Public health focuses on the systematic prevention of disease and prolonging of life by governments, NGO’s and other groups. Pulitzer Center stories tagged with “Public Health” feature reporting on communicable and non-communicable diseases, the development of medical systems and infrastructure to provide public access to health care services. Use the Pulitzer Center Lesson Builder to find and create lesson plans on public health.

 

Ecuador: Health Consequences of Ceramic Glazing

An Andean village has battled severe lead toxicity from ceramics production, and now residents face the challenges of alternative glazing compounds or abandoning their cottage industry altogether.

Smoke and Mirrors

Globally, cooking smoke causes over 4 million deaths per year. Can improved cookstoves save lives, the environment and is the promise of ‘clean cooking’ fulfilled in Malawi?

The Re-Emergence of Victorian Diseases in the UK

High levels of poverty and malnutrition in the UK are triggering a re-emergence of related “Victorian” diseases, such as scurvy, rickets and TB—and even cholera and diphtheria. But who is most at risk?

Mental Illness and the Global Health Agenda

Mental illnesses take a huge toll on people in low and middle income countries, yet they're virtually ignored by most governments and aid agencies. That's starting to change.

Mexico City: Disparities in Healthcare

Mexico is considered the most advanced of the developing countries. Yet access to medical technology is reserved for those who can pay for private hospital care, excluding many of the most needy.

Suggestible You

Inside our heads is an ancient power. A tool of miracle-workers, charlatans, witch doctors, hypnotists and physicians alike. It's a basic part of who we are. It's the hidden power of suggestibility.

Ending Female Genital Mutilation in Ethiopia

Female genital mutilation affects 200 million girls and women worldwide.
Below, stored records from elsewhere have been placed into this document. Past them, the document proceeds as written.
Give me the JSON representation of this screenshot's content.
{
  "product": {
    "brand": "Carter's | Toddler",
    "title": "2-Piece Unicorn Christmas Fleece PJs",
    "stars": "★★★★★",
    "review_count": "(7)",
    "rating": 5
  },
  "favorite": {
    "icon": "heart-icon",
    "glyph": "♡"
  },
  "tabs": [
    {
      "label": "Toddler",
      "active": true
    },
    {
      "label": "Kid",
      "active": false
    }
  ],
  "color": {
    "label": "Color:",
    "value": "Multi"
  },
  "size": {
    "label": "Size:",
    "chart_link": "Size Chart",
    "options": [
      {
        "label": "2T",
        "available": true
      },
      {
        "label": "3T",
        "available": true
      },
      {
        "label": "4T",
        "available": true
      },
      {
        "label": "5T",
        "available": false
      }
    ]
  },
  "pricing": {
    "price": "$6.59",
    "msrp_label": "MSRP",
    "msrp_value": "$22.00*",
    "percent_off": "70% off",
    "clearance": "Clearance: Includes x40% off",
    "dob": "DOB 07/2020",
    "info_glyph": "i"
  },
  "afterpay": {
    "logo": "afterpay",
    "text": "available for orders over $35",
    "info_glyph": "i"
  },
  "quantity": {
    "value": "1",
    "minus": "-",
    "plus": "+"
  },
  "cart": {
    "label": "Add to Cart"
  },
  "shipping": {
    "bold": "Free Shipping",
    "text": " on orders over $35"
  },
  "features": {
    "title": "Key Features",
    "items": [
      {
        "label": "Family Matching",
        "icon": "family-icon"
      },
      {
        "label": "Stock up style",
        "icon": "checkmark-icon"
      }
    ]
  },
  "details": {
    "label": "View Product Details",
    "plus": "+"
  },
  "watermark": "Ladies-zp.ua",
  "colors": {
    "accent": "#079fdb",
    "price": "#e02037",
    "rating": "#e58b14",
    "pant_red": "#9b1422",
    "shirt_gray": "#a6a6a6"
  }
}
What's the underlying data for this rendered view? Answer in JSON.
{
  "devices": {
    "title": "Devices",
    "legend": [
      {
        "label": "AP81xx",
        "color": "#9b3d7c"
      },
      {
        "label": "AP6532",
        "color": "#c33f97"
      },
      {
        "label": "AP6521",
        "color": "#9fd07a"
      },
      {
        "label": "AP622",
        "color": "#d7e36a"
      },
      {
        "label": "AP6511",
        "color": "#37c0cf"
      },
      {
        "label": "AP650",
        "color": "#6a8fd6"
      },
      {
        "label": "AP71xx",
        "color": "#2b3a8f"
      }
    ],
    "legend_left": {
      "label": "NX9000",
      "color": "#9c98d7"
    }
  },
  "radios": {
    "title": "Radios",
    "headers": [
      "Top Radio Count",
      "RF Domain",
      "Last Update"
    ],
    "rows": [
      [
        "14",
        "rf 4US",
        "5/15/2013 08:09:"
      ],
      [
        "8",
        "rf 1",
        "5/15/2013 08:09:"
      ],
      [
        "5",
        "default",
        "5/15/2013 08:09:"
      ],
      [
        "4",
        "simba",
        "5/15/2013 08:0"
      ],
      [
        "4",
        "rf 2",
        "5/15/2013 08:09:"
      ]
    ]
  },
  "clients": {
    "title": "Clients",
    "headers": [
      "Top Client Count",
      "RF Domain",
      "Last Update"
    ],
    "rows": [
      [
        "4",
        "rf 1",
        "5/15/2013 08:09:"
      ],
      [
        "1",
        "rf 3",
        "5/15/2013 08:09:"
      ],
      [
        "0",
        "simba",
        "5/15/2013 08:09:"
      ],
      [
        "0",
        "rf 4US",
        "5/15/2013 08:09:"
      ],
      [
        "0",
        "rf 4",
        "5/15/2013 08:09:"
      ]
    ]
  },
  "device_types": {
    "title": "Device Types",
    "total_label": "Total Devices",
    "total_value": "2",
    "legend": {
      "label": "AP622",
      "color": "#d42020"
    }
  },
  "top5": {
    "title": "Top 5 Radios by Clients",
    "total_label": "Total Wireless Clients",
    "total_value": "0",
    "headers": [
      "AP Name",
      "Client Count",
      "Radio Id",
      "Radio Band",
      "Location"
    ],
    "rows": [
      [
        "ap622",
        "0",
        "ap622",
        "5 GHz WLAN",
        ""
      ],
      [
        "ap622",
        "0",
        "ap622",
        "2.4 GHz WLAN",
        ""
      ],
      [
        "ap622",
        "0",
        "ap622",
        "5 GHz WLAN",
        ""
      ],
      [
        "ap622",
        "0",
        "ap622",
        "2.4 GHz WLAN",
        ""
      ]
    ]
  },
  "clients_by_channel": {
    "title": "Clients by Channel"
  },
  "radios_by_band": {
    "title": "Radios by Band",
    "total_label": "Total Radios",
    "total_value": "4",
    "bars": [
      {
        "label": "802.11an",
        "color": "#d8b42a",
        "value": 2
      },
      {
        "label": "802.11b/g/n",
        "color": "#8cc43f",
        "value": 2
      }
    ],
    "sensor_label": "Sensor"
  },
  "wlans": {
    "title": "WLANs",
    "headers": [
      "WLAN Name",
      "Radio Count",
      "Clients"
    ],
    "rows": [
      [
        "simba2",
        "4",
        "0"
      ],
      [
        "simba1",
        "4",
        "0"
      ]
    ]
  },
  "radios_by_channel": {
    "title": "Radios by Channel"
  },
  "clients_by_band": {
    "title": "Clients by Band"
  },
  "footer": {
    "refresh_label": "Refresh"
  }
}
But in Ethiopia, Bogaletch Gebre's nonprofit has reduced FGM in one region from 97 percent to 3 percent by working within communities.

Konzo in the Democratic Republic of Congo

Konzo, a disease associated with irreversible paralysis is caused by improperly processed or hastily prepared cassava, which can retain cyanide.

HIV and TB in South Africa, Revisited

According to all the latest reports, South Africa is making major steps in treating and preventing HIV/AIDS. A look at how the lives of women here have changed in the past three years.

Meet the Journalist: Karim Chrobog

Pulitzer grantee Karim Chrobog reports on South Korea's innovative food recycling program–and compares it to the US, where 30 to 40 percent of what is grown and raised in the United States is wasted.

Pulitzer Center Visits West Coast

Pulitzer Center journalists Misha Friedman, Jon Cohen and Amy Maxmen spoke to 425 people about their work featured in the e-book "To End AIDS" at different events in the San Francisco area last week.

This Week: Bringing Home Hope from Cuba

This week: lung cancer patients travel to Cuba for a promising vaccine, South Africa is challenges the stigma attached to HIV/AIDS, climate change in Greenland is causing drought for farmers.

World Water Day

The following World Water Day lesson plan and classroom resources for humanities, science, social studies, media and English teachers ask students to investigate four Pulitzer Center reporting...

Pedestrian Safety

Students investigate educational resources about the safety of pedestrians in developing countries and design mock letters to politicians in charge of roads in a developing country.

Roads Kill: The Dangers of Motorcycles

In the following lesson, students will analyze several resources about the dangers of motorcycles, and by the end, they will write a summary about the dangers of motorcycles.

Analyzing School Lunch Programs in Brazil and India

This lesson asks students to compare their own school lunch programs to programs in Brazil and India using digital resources and reporting by journalist-grantees Rhitu Chatterjee and Mathilde Dratwa.